Dataset rows describing interfaces
________________

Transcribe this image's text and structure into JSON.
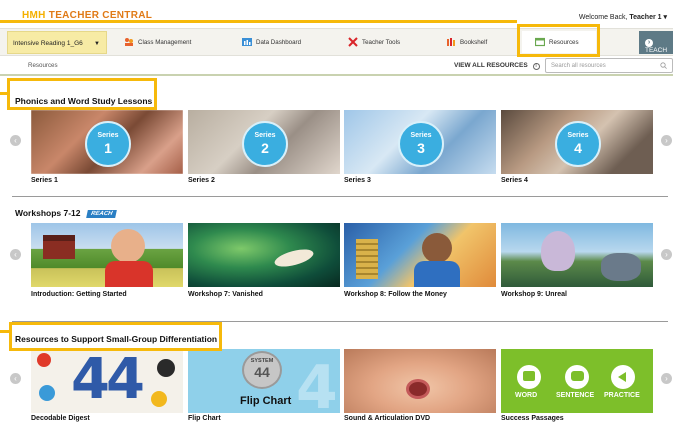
{
  "header": {
    "logo_hmh": "HMH",
    "logo_text": "TEACHER CENTRAL",
    "welcome_prefix": "Welcome Back,",
    "welcome_user": "Teacher 1 ▾"
  },
  "nav": {
    "class_select": "Intensive Reading 1_G6",
    "items": [
      {
        "label": "Class Management",
        "icon": "class-management-icon"
      },
      {
        "label": "Data Dashboard",
        "icon": "data-dashboard-icon"
      },
      {
        "label": "Teacher Tools",
        "icon": "teacher-tools-icon"
      },
      {
        "label": "Bookshelf",
        "icon": "bookshelf-icon"
      },
      {
        "label": "Resources",
        "icon": "resources-icon"
      }
    ],
    "teach_label": "TEACH",
    "teach_icon": "›"
  },
  "resources_bar": {
    "breadcrumb": "Resources",
    "view_all": "VIEW ALL RESOURCES",
    "search_placeholder": "Search all resources"
  },
  "sections": [
    {
      "title": "Phonics and Word Study Lessons",
      "cards": [
        {
          "label": "Series 1",
          "badge_word": "Series",
          "badge_num": "1"
        },
        {
          "label": "Series 2",
          "badge_word": "Series",
          "badge_num": "2"
        },
        {
          "label": "Series 3",
          "badge_word": "Series",
          "badge_num": "3"
        },
        {
          "label": "Series 4",
          "badge_word": "Series",
          "badge_num": "4"
        }
      ]
    },
    {
      "title": "Workshops 7-12",
      "badge": "REACH",
      "cards": [
        {
          "label": "Introduction: Getting Started"
        },
        {
          "label": "Workshop 7: Vanished"
        },
        {
          "label": "Workshop 8: Follow the Money"
        },
        {
          "label": "Workshop 9: Unreal"
        }
      ]
    },
    {
      "title": "Resources to Support Small-Group Differentiation",
      "cards": [
        {
          "label": "Decodable Digest",
          "art_text": "44"
        },
        {
          "label": "Flip Chart",
          "art_top": "SYSTEM",
          "art_num": "44",
          "art_bottom": "Flip Chart"
        },
        {
          "label": "Sound & Articulation DVD"
        },
        {
          "label": "Success Passages",
          "buttons": [
            "WORD",
            "SENTENCE",
            "PRACTICE"
          ]
        }
      ]
    }
  ],
  "colors": {
    "callout": "#f6b90b",
    "series_circle": "#3aaee0",
    "success_green": "#7dbf2a",
    "flip_blue": "#8fd0ea"
  }
}
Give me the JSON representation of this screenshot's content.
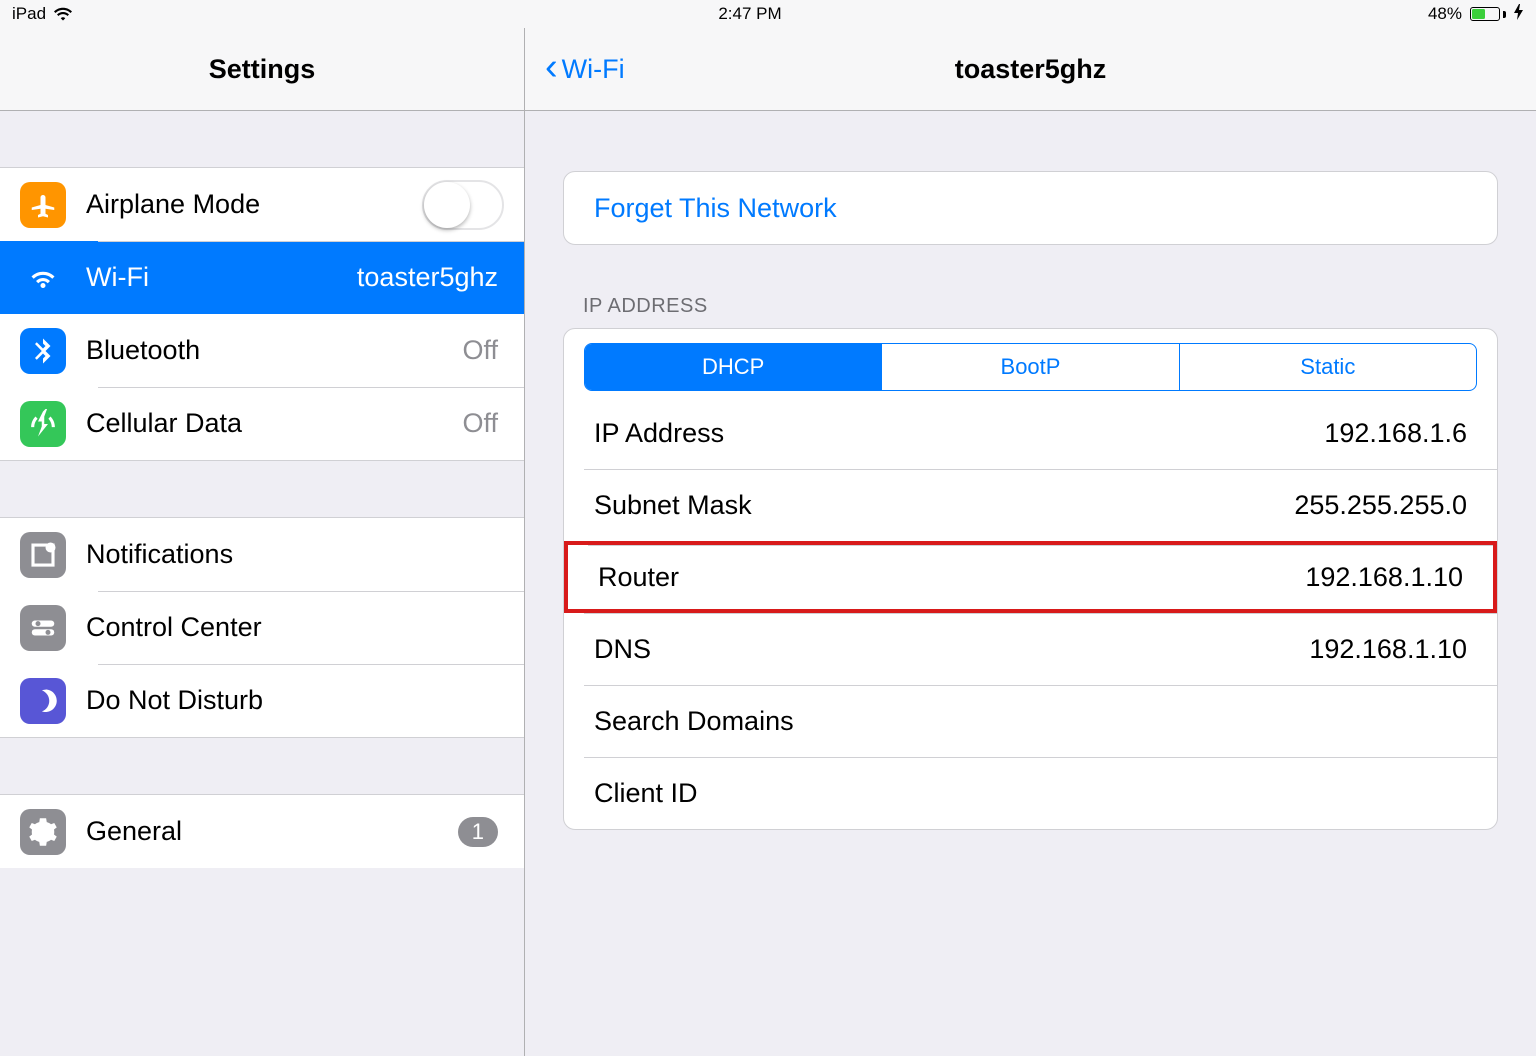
{
  "status": {
    "device": "iPad",
    "time": "2:47 PM",
    "battery_pct": "48%"
  },
  "sidebar": {
    "title": "Settings",
    "group1": {
      "airplane": "Airplane Mode",
      "wifi": "Wi-Fi",
      "wifi_value": "toaster5ghz",
      "bluetooth": "Bluetooth",
      "bluetooth_value": "Off",
      "cellular": "Cellular Data",
      "cellular_value": "Off"
    },
    "group2": {
      "notifications": "Notifications",
      "control_center": "Control Center",
      "dnd": "Do Not Disturb"
    },
    "group3": {
      "general": "General",
      "general_badge": "1"
    }
  },
  "detail": {
    "back_label": "Wi-Fi",
    "title": "toaster5ghz",
    "forget": "Forget This Network",
    "ip_section": "IP ADDRESS",
    "segments": {
      "dhcp": "DHCP",
      "bootp": "BootP",
      "static": "Static"
    },
    "fields": {
      "ip_address_label": "IP Address",
      "ip_address_value": "192.168.1.6",
      "subnet_label": "Subnet Mask",
      "subnet_value": "255.255.255.0",
      "router_label": "Router",
      "router_value": "192.168.1.10",
      "dns_label": "DNS",
      "dns_value": "192.168.1.10",
      "search_label": "Search Domains",
      "search_value": "",
      "client_label": "Client ID",
      "client_value": ""
    }
  }
}
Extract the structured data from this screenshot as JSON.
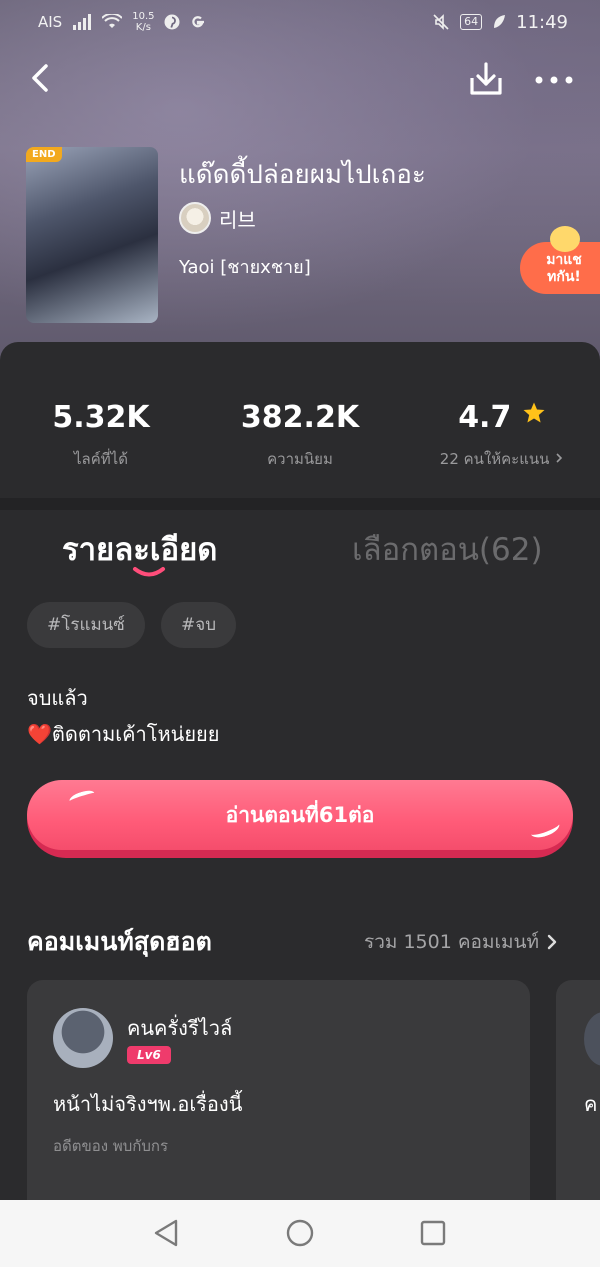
{
  "status_bar": {
    "carrier": "AIS",
    "net_speed_value": "10.5",
    "net_speed_unit": "K/s",
    "battery": "64",
    "time": "11:49"
  },
  "book": {
    "cover_badge": "END",
    "title": "แด๊ดดี้ปล่อยผมไปเถอะ",
    "author": "리브",
    "genre": "Yaoi [ชายxชาย]"
  },
  "chat_bubble": {
    "line1": "มาแช",
    "line2": "ทกัน!"
  },
  "stats": [
    {
      "value": "5.32K",
      "label": "ไลค์ที่ได้"
    },
    {
      "value": "382.2K",
      "label": "ความนิยม"
    },
    {
      "value": "4.7",
      "label": "22 คนให้คะแนน"
    }
  ],
  "tabs": {
    "details": "รายละเอียด",
    "episodes": "เลือกตอน(62)"
  },
  "tags": [
    "#โรแมนซ์",
    "#จบ"
  ],
  "description": {
    "status": "จบแล้ว",
    "follow": "❤️ติดตามเค้าโหน่ยยย"
  },
  "read_button": "อ่านตอนที่61ต่อ",
  "hot_comments": {
    "title": "คอมเมนท์สุดฮอต",
    "total": "รวม 1501 คอมเมนท์",
    "items": [
      {
        "user": "คนครั่งรีไวล์",
        "level": "Lv6",
        "text": "หน้าไม่จริงฯพ.อเรื่องนี้",
        "source": "อดีตของ พบกับกร"
      },
      {
        "text": "ค"
      }
    ]
  },
  "colors": {
    "accent": "#ff5b78",
    "star": "#ffc21a",
    "level_badge": "#ef3b6c",
    "chat_bubble": "#ff6d4a"
  },
  "icons": {
    "back": "chevron-left-icon",
    "download": "download-icon",
    "more": "more-horizontal-icon",
    "star": "star-icon",
    "chevron_right": "chevron-right-icon"
  }
}
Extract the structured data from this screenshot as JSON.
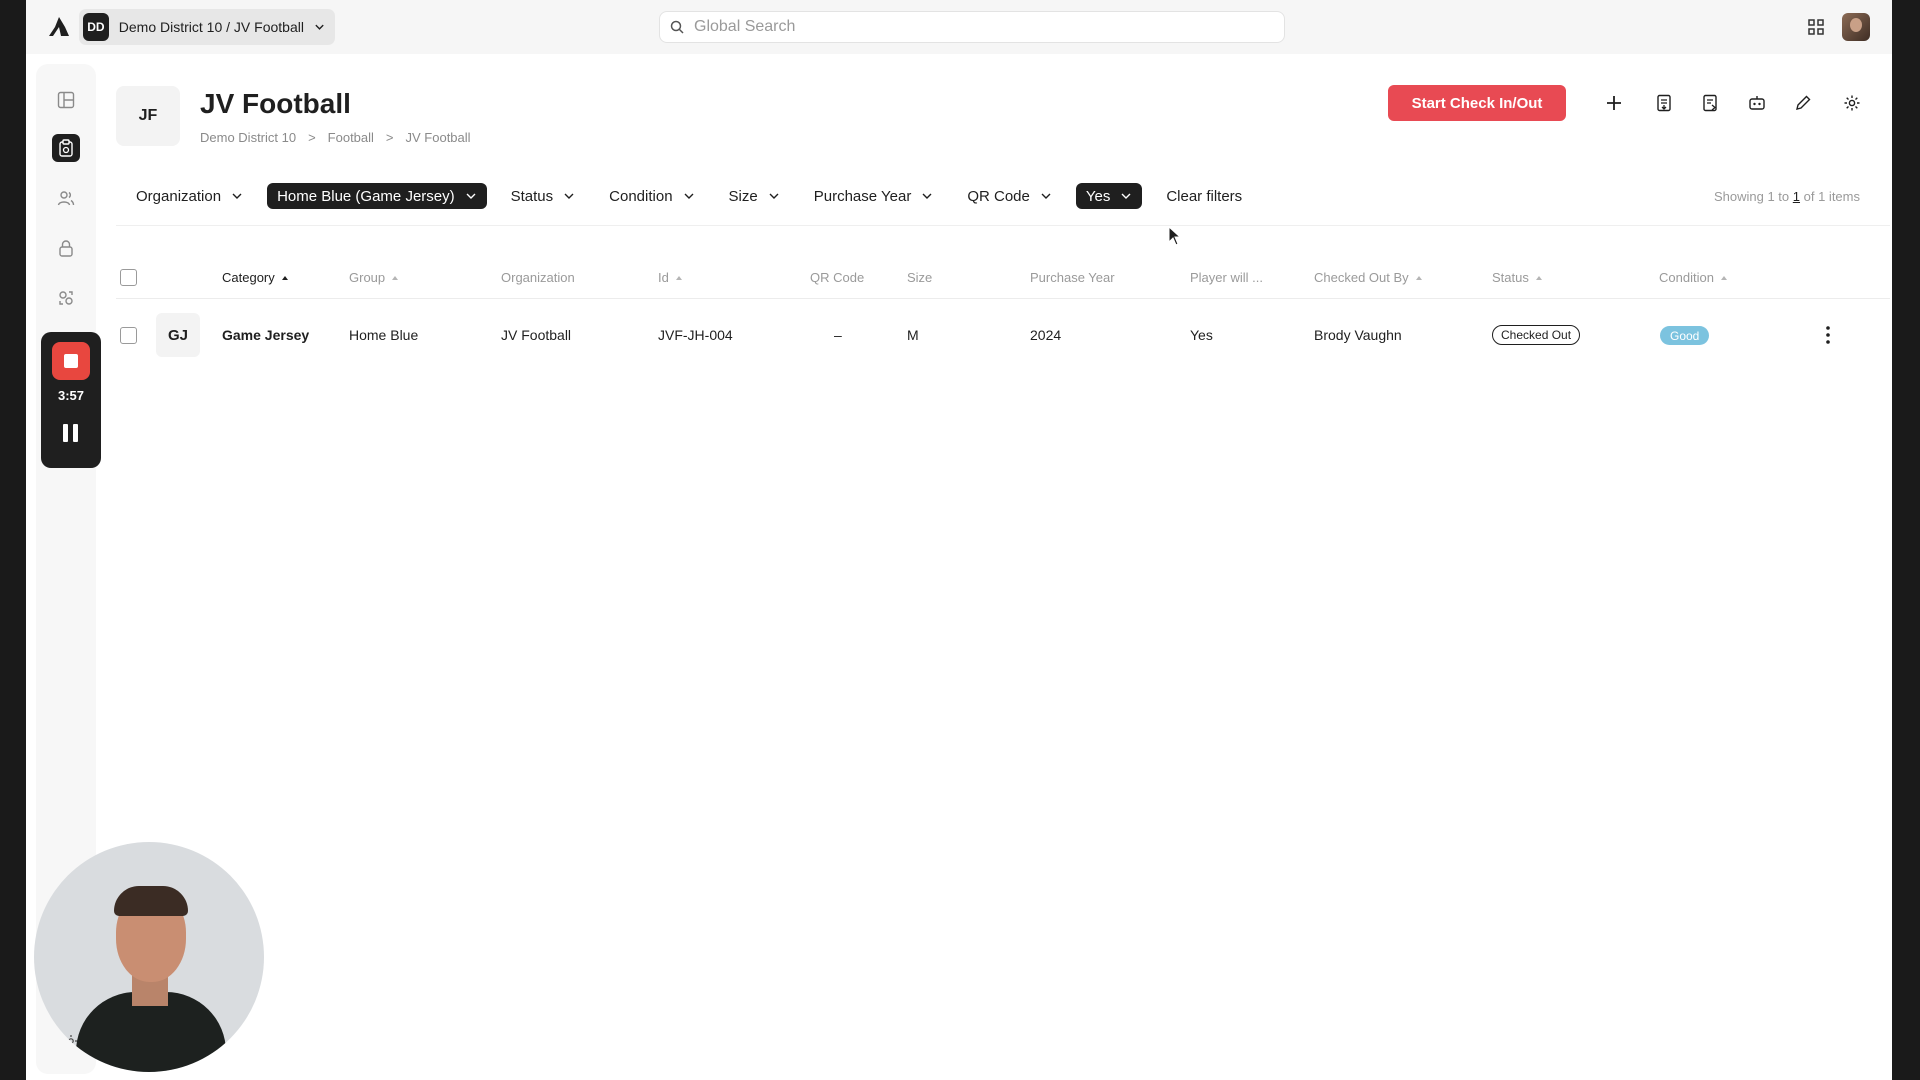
{
  "topbar": {
    "workspace_badge": "DD",
    "workspace_label": "Demo District 10 / JV Football",
    "search_placeholder": "Global Search"
  },
  "recorder": {
    "time": "3:57"
  },
  "header": {
    "team_initials": "JF",
    "title": "JV Football",
    "breadcrumb": [
      "Demo District 10",
      ">",
      "Football",
      ">",
      "JV Football"
    ],
    "start_button": "Start Check In/Out"
  },
  "filters": {
    "items": [
      "Organization",
      "Home Blue (Game Jersey)",
      "Status",
      "Condition",
      "Size",
      "Purchase Year",
      "QR Code",
      "Yes"
    ],
    "active": [
      false,
      true,
      false,
      false,
      false,
      false,
      false,
      true
    ],
    "clear_label": "Clear filters"
  },
  "pagination": {
    "prefix": "Showing 1 to",
    "page": "1",
    "suffix": "of 1 items"
  },
  "table": {
    "columns": [
      "Category",
      "Group",
      "Organization",
      "Id",
      "QR Code",
      "Size",
      "Purchase Year",
      "Player will ...",
      "Checked Out By",
      "Status",
      "Condition"
    ],
    "rows": [
      {
        "thumb": "GJ",
        "category": "Game Jersey",
        "group": "Home Blue",
        "organization": "JV Football",
        "id": "JVF-JH-004",
        "qr_code": "–",
        "size": "M",
        "purchase_year": "2024",
        "player_will": "Yes",
        "checked_out_by": "Brody Vaughn",
        "status": "Checked Out",
        "condition": "Good"
      }
    ]
  },
  "colors": {
    "accent": "#e84a53",
    "condition_good": "#7cc3df",
    "dark": "#1f1f1f"
  }
}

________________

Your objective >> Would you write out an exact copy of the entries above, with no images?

Exercise result >>
Transcribe this image's text and structure into JSON.
{
  "header": {
    "logo_hmh": "HMH",
    "logo_text": "TEACHER CENTRAL",
    "welcome_prefix": "Welcome Back,",
    "welcome_user": "Teacher 1 ▾"
  },
  "nav": {
    "class_select": "Intensive Reading 1_G6",
    "items": [
      {
        "label": "Class Management",
        "icon": "class-management-icon"
      },
      {
        "label": "Data Dashboard",
        "icon": "data-dashboard-icon"
      },
      {
        "label": "Teacher Tools",
        "icon": "teacher-tools-icon"
      },
      {
        "label": "Bookshelf",
        "icon": "bookshelf-icon"
      },
      {
        "label": "Resources",
        "icon": "resources-icon"
      }
    ],
    "teach_label": "TEACH",
    "teach_icon": "›"
  },
  "resources_bar": {
    "breadcrumb": "Resources",
    "view_all": "VIEW ALL RESOURCES",
    "search_placeholder": "Search all resources"
  },
  "sections": [
    {
      "title": "Phonics and Word Study Lessons",
      "cards": [
        {
          "label": "Series 1",
          "badge_word": "Series",
          "badge_num": "1"
        },
        {
          "label": "Series 2",
          "badge_word": "Series",
          "badge_num": "2"
        },
        {
          "label": "Series 3",
          "badge_word": "Series",
          "badge_num": "3"
        },
        {
          "label": "Series 4",
          "badge_word": "Series",
          "badge_num": "4"
        }
      ]
    },
    {
      "title": "Workshops 7-12",
      "badge": "REACH",
      "cards": [
        {
          "label": "Introduction: Getting Started"
        },
        {
          "label": "Workshop 7: Vanished"
        },
        {
          "label": "Workshop 8: Follow the Money"
        },
        {
          "label": "Workshop 9: Unreal"
        }
      ]
    },
    {
      "title": "Resources to Support Small-Group Differentiation",
      "cards": [
        {
          "label": "Decodable Digest",
          "art_text": "44"
        },
        {
          "label": "Flip Chart",
          "art_top": "SYSTEM",
          "art_num": "44",
          "art_bottom": "Flip Chart"
        },
        {
          "label": "Sound & Articulation DVD"
        },
        {
          "label": "Success Passages",
          "buttons": [
            "WORD",
            "SENTENCE",
            "PRACTICE"
          ]
        }
      ]
    }
  ],
  "colors": {
    "callout": "#f6b90b",
    "series_circle": "#3aaee0",
    "success_green": "#7dbf2a",
    "flip_blue": "#8fd0ea"
  }
}
Give me the JSON representation of this screenshot's content.
{
  "status": {
    "device": "iPad",
    "time": "2:47 PM",
    "battery_pct": "48%"
  },
  "sidebar": {
    "title": "Settings",
    "group1": {
      "airplane": "Airplane Mode",
      "wifi": "Wi-Fi",
      "wifi_value": "toaster5ghz",
      "bluetooth": "Bluetooth",
      "bluetooth_value": "Off",
      "cellular": "Cellular Data",
      "cellular_value": "Off"
    },
    "group2": {
      "notifications": "Notifications",
      "control_center": "Control Center",
      "dnd": "Do Not Disturb"
    },
    "group3": {
      "general": "General",
      "general_badge": "1"
    }
  },
  "detail": {
    "back_label": "Wi-Fi",
    "title": "toaster5ghz",
    "forget": "Forget This Network",
    "ip_section": "IP ADDRESS",
    "segments": {
      "dhcp": "DHCP",
      "bootp": "BootP",
      "static": "Static"
    },
    "fields": {
      "ip_address_label": "IP Address",
      "ip_address_value": "192.168.1.6",
      "subnet_label": "Subnet Mask",
      "subnet_value": "255.255.255.0",
      "router_label": "Router",
      "router_value": "192.168.1.10",
      "dns_label": "DNS",
      "dns_value": "192.168.1.10",
      "search_label": "Search Domains",
      "search_value": "",
      "client_label": "Client ID",
      "client_value": ""
    }
  }
}
Extract the structured data from this screenshot as JSON.
{
  "status_bar": {
    "carrier": "AIS",
    "net_speed_value": "10.5",
    "net_speed_unit": "K/s",
    "battery": "64",
    "time": "11:49"
  },
  "book": {
    "cover_badge": "END",
    "title": "แด๊ดดี้ปล่อยผมไปเถอะ",
    "author": "리브",
    "genre": "Yaoi [ชายxชาย]"
  },
  "chat_bubble": {
    "line1": "มาแช",
    "line2": "ทกัน!"
  },
  "stats": [
    {
      "value": "5.32K",
      "label": "ไลค์ที่ได้"
    },
    {
      "value": "382.2K",
      "label": "ความนิยม"
    },
    {
      "value": "4.7",
      "label": "22 คนให้คะแนน"
    }
  ],
  "tabs": {
    "details": "รายละเอียด",
    "episodes": "เลือกตอน(62)"
  },
  "tags": [
    "#โรแมนซ์",
    "#จบ"
  ],
  "description": {
    "status": "จบแล้ว",
    "follow": "❤️ติดตามเค้าโหน่ยยย"
  },
  "read_button": "อ่านตอนที่61ต่อ",
  "hot_comments": {
    "title": "คอมเมนท์สุดฮอต",
    "total": "รวม 1501 คอมเมนท์",
    "items": [
      {
        "user": "คนครั่งรีไวล์",
        "level": "Lv6",
        "text": "หน้าไม่จริงฯพ.อเรื่องนี้",
        "source": "อดีตของ พบกับกร"
      },
      {
        "text": "ค"
      }
    ]
  },
  "colors": {
    "accent": "#ff5b78",
    "star": "#ffc21a",
    "level_badge": "#ef3b6c",
    "chat_bubble": "#ff6d4a"
  },
  "icons": {
    "back": "chevron-left-icon",
    "download": "download-icon",
    "more": "more-horizontal-icon",
    "star": "star-icon",
    "chevron_right": "chevron-right-icon"
  }
}
Extract the structured data from this screenshot as JSON.
{
  "topbar": {
    "workspace_badge": "DD",
    "workspace_label": "Demo District 10 / JV Football",
    "search_placeholder": "Global Search"
  },
  "recorder": {
    "time": "3:57"
  },
  "header": {
    "team_initials": "JF",
    "title": "JV Football",
    "breadcrumb": [
      "Demo District 10",
      ">",
      "Football",
      ">",
      "JV Football"
    ],
    "start_button": "Start Check In/Out"
  },
  "filters": {
    "items": [
      "Organization",
      "Home Blue (Game Jersey)",
      "Status",
      "Condition",
      "Size",
      "Purchase Year",
      "QR Code",
      "Yes"
    ],
    "active": [
      false,
      true,
      false,
      false,
      false,
      false,
      false,
      true
    ],
    "clear_label": "Clear filters"
  },
  "pagination": {
    "prefix": "Showing 1 to",
    "page": "1",
    "suffix": "of 1 items"
  },
  "table": {
    "columns": [
      "Category",
      "Group",
      "Organization",
      "Id",
      "QR Code",
      "Size",
      "Purchase Year",
      "Player will ...",
      "Checked Out By",
      "Status",
      "Condition"
    ],
    "rows": [
      {
        "thumb": "GJ",
        "category": "Game Jersey",
        "group": "Home Blue",
        "organization": "JV Football",
        "id": "JVF-JH-004",
        "qr_code": "–",
        "size": "M",
        "purchase_year": "2024",
        "player_will": "Yes",
        "checked_out_by": "Brody Vaughn",
        "status": "Checked Out",
        "condition": "Good"
      }
    ]
  },
  "colors": {
    "accent": "#e84a53",
    "condition_good": "#7cc3df",
    "dark": "#1f1f1f"
  }
}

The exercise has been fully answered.